● **About this task**:
Please say how many lines in the records below contain the word "image". Give the number and nothing more.

● **Record extracts**:
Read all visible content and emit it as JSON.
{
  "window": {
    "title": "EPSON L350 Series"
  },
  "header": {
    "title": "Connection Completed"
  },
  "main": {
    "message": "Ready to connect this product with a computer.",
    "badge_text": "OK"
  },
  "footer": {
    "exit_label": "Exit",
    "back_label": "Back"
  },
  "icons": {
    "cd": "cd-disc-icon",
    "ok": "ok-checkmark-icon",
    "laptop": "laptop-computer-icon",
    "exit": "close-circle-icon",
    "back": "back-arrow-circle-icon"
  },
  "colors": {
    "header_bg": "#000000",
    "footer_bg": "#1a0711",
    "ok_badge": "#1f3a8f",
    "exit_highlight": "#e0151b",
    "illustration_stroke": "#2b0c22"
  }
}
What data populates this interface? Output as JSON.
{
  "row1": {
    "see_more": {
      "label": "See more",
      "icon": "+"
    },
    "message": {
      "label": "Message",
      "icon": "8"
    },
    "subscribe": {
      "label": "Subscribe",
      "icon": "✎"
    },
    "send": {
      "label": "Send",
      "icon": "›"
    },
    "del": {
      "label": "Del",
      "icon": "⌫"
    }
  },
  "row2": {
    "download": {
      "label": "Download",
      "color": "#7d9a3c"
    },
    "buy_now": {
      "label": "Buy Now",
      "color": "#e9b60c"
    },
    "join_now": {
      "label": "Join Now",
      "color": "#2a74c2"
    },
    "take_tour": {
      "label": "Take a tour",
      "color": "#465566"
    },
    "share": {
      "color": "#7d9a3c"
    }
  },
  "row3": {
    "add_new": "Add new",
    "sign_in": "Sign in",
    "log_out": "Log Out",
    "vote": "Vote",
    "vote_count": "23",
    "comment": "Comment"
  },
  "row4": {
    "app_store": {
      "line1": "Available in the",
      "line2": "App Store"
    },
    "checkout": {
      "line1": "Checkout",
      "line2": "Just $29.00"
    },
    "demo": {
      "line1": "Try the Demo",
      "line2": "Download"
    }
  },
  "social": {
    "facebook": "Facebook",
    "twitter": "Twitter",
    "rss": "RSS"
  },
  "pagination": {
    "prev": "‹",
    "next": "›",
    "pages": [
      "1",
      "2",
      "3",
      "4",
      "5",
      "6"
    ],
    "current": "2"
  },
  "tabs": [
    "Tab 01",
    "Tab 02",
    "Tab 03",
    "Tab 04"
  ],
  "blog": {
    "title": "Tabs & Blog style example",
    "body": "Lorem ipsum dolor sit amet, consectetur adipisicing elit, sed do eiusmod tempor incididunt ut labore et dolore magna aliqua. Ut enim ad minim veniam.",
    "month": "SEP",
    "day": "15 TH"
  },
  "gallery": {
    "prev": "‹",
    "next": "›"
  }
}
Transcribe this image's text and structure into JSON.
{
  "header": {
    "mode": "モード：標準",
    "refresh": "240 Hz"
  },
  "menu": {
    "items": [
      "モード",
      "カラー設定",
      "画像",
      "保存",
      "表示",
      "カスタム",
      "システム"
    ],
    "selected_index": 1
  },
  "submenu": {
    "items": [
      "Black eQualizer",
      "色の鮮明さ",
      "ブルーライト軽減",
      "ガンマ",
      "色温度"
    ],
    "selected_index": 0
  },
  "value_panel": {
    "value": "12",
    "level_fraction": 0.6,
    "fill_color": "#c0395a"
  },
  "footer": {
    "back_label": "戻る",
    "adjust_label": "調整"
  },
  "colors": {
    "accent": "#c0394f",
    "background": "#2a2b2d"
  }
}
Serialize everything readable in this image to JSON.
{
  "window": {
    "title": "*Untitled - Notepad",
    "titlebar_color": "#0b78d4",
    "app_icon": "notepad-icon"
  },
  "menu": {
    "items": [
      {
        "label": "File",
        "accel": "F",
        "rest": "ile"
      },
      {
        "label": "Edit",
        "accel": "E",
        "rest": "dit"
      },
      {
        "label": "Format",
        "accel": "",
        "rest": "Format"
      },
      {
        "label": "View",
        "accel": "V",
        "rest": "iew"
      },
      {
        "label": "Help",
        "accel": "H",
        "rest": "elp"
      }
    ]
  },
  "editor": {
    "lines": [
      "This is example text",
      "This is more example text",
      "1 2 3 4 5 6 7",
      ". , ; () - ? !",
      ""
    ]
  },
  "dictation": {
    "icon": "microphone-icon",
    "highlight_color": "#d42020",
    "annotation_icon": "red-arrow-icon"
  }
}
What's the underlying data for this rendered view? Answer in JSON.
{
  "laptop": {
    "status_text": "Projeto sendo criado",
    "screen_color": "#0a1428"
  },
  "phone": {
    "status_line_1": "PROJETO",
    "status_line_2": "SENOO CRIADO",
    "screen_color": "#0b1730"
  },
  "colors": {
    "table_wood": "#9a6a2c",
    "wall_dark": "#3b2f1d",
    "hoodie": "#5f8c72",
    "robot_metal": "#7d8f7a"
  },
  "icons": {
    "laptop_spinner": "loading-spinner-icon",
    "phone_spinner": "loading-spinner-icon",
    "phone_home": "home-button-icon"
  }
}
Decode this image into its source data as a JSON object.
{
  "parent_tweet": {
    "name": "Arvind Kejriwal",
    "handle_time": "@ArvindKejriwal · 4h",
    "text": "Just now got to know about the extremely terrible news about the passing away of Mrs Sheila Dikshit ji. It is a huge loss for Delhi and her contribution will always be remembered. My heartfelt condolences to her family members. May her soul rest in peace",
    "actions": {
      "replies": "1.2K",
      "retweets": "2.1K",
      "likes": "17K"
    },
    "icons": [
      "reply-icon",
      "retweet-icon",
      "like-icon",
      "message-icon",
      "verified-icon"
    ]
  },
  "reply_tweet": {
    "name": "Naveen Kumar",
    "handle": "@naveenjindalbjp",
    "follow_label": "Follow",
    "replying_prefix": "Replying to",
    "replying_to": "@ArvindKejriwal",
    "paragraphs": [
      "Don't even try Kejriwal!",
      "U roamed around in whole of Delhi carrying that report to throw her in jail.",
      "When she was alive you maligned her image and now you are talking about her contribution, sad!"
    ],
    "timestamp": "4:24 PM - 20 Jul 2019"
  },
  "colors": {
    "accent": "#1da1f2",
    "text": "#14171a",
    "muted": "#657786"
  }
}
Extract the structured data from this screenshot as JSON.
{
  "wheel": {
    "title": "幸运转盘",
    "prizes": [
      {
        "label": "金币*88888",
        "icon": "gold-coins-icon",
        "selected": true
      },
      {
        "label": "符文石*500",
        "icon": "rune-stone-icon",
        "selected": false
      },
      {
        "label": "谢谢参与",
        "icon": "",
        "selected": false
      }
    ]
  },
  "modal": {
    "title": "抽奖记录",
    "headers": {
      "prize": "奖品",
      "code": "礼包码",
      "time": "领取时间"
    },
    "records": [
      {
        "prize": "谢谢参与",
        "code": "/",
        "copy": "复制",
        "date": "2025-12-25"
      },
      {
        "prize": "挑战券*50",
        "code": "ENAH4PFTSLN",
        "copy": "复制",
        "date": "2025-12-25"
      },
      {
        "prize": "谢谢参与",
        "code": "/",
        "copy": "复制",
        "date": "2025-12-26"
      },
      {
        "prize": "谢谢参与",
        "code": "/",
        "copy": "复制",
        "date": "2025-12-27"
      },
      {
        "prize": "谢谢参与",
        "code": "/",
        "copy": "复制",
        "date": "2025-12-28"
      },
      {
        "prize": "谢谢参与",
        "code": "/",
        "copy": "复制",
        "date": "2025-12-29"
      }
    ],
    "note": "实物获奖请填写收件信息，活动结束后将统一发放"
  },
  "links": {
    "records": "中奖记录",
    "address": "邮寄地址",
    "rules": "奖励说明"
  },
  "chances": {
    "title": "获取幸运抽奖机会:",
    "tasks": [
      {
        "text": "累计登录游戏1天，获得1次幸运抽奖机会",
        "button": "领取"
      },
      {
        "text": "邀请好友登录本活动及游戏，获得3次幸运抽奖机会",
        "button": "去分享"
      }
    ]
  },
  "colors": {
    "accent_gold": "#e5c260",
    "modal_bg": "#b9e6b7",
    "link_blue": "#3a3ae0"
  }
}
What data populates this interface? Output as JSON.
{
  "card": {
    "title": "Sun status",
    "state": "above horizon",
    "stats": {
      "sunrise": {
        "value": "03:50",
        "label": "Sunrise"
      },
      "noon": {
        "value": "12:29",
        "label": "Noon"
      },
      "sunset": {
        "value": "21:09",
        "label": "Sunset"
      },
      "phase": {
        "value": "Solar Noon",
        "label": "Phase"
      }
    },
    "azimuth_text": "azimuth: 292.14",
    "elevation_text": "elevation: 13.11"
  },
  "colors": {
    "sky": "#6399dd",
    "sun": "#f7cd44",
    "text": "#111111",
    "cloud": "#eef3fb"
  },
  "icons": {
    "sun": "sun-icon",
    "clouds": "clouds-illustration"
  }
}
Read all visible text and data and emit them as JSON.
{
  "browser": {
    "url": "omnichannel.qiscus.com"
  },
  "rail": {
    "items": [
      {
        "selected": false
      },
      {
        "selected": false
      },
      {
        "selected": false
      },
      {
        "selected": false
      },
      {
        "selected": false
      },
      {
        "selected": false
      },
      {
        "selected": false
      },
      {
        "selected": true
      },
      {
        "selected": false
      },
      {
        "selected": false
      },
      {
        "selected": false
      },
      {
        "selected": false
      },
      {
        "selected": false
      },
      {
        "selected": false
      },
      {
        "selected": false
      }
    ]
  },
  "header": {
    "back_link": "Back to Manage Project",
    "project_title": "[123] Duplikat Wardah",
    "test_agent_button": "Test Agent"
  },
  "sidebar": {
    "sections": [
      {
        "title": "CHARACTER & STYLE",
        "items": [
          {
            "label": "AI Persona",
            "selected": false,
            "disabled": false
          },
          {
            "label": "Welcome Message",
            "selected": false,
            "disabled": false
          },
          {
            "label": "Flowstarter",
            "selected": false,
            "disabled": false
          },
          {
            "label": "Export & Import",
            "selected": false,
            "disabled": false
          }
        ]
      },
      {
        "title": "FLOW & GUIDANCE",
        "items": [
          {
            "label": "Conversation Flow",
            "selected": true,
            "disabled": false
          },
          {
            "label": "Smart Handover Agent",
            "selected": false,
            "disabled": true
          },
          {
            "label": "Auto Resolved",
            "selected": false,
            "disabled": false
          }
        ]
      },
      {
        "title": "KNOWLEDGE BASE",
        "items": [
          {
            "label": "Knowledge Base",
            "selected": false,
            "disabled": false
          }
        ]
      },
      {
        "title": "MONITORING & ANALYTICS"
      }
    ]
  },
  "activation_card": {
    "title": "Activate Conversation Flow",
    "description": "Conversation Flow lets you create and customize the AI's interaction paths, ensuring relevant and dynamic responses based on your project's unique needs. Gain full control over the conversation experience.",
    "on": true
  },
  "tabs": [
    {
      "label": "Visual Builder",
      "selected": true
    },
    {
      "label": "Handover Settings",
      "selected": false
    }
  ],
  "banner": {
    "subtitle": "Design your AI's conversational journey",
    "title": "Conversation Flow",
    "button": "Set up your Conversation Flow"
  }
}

● **Your solution**:
4